Which of the following is the best course of action?A) Admit the patient and add intravenous digoxin
This patient presents with acute coronary syndrome, a change from the previous chronic stable state in that his chest pain has become more frequent and more severe. Antithrombotic therapy with intravenous heparin is indicated, along with additional antiplatelet therapy using clopidogrel. Subcutaneous administration of low-molecular-weight heparin (such as enoxaparin) is an alternative. There is no role for digoxin, as this may increase myocardial oxygen consumption and exacerbate the situation. Thrombolytic therapy is reserved for the treatment for ST-segment elevation myocardial infarction, and does not reduce cardiac events in the setting of unstable angina. The patient is at high risk for myocardial necrosis and should be admitted to the hospital for stabilization, but simple observation and failure to intensify his treatment would be inappropriate.
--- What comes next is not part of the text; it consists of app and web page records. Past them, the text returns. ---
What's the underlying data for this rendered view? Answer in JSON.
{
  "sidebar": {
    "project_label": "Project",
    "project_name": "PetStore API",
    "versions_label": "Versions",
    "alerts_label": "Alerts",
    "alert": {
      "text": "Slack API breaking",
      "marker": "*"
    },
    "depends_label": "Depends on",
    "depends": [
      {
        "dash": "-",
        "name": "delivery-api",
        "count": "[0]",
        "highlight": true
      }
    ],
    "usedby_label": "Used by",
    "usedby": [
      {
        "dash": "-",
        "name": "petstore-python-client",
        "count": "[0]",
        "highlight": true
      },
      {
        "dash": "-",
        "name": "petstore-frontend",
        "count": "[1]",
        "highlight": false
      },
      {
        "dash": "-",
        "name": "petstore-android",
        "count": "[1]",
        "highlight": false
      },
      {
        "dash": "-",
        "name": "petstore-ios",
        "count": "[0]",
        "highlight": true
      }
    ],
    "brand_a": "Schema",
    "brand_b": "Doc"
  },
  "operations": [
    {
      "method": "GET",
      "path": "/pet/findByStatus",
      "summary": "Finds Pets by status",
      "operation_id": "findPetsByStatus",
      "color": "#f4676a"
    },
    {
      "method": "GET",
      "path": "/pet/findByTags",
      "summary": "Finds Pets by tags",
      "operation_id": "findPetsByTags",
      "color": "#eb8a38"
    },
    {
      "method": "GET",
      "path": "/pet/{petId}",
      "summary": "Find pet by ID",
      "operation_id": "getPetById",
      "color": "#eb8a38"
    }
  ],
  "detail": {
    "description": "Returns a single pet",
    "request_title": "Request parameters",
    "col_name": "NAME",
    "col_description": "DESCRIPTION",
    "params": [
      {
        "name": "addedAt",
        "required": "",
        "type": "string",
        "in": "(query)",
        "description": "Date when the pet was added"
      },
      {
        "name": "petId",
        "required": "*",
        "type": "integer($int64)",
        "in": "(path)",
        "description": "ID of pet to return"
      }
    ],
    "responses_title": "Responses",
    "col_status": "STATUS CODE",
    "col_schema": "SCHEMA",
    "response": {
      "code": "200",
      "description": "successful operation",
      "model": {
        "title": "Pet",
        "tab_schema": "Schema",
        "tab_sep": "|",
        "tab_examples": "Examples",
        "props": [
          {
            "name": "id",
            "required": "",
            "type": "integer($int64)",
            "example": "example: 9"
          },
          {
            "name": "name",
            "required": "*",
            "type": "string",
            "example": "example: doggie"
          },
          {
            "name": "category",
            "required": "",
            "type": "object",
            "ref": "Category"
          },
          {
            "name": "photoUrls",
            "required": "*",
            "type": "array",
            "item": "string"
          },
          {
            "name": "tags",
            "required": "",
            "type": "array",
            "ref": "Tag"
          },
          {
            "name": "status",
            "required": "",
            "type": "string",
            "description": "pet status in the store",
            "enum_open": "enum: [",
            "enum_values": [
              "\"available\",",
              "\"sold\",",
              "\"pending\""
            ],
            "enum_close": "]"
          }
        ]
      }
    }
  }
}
A more aggressive approach is early interventional cardiac catheterization with angioplasty and/or stent placement, possibly in conjunction with glycoprotein IIb/IIIa inhibitors.